Task to carry out:
Bring together every line in the data that includes "filled".

Web page and app entries:
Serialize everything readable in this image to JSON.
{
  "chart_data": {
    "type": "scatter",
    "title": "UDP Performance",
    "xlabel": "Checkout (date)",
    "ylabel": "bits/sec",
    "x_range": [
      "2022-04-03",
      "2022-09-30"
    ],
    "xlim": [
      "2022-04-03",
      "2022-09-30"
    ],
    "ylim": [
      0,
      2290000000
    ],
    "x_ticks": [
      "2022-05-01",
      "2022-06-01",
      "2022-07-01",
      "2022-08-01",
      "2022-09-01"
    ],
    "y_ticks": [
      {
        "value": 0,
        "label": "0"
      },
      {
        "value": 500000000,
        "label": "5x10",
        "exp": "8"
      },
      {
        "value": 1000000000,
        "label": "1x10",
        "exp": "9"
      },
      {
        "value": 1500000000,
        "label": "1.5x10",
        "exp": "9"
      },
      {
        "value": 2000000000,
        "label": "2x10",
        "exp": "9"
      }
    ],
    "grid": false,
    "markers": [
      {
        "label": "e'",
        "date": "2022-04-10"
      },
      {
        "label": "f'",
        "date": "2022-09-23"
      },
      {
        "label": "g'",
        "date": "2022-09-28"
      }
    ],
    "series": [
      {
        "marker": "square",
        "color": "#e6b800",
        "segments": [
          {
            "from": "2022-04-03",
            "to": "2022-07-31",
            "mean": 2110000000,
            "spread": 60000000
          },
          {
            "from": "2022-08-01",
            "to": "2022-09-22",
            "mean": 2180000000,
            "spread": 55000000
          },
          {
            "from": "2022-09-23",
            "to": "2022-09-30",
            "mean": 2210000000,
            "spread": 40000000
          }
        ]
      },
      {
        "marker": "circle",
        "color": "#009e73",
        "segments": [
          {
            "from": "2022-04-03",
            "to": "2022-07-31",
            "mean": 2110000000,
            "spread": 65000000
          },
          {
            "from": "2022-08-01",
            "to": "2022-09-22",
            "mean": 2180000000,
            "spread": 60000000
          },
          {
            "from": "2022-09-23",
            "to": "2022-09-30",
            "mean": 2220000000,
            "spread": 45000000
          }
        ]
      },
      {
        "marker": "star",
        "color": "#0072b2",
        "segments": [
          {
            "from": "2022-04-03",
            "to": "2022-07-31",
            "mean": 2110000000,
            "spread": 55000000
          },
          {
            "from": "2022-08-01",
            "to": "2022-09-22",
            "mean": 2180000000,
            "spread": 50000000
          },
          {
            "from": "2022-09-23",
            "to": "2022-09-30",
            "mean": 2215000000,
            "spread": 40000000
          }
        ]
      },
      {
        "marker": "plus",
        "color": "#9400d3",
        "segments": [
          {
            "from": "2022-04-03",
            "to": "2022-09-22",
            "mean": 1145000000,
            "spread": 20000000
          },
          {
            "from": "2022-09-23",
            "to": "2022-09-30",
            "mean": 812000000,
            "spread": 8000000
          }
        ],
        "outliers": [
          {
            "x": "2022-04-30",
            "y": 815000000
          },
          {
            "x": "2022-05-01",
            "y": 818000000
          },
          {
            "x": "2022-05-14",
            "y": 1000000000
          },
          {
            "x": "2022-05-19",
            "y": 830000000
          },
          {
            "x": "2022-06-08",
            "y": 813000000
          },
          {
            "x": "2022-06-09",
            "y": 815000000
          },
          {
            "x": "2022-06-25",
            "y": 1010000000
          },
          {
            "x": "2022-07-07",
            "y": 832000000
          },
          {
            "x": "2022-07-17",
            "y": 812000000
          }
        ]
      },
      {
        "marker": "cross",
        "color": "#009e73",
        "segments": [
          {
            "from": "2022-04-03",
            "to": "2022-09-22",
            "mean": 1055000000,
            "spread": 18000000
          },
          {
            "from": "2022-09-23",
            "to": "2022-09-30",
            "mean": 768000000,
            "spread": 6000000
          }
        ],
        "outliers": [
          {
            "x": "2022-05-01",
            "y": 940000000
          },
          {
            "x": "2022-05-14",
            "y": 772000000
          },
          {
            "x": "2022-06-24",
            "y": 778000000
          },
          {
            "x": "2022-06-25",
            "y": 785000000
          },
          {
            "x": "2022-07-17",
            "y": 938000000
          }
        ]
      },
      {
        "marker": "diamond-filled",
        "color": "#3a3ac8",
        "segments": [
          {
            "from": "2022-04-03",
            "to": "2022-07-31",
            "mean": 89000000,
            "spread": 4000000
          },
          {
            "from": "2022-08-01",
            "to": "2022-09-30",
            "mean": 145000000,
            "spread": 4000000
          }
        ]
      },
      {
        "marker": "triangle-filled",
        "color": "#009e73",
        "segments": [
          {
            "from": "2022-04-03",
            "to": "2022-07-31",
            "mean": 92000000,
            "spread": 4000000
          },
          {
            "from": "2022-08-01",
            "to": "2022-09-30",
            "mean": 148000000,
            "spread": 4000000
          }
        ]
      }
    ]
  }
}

Solution to the problem:
        "marker": "diamond-filled",
        "marker": "triangle-filled",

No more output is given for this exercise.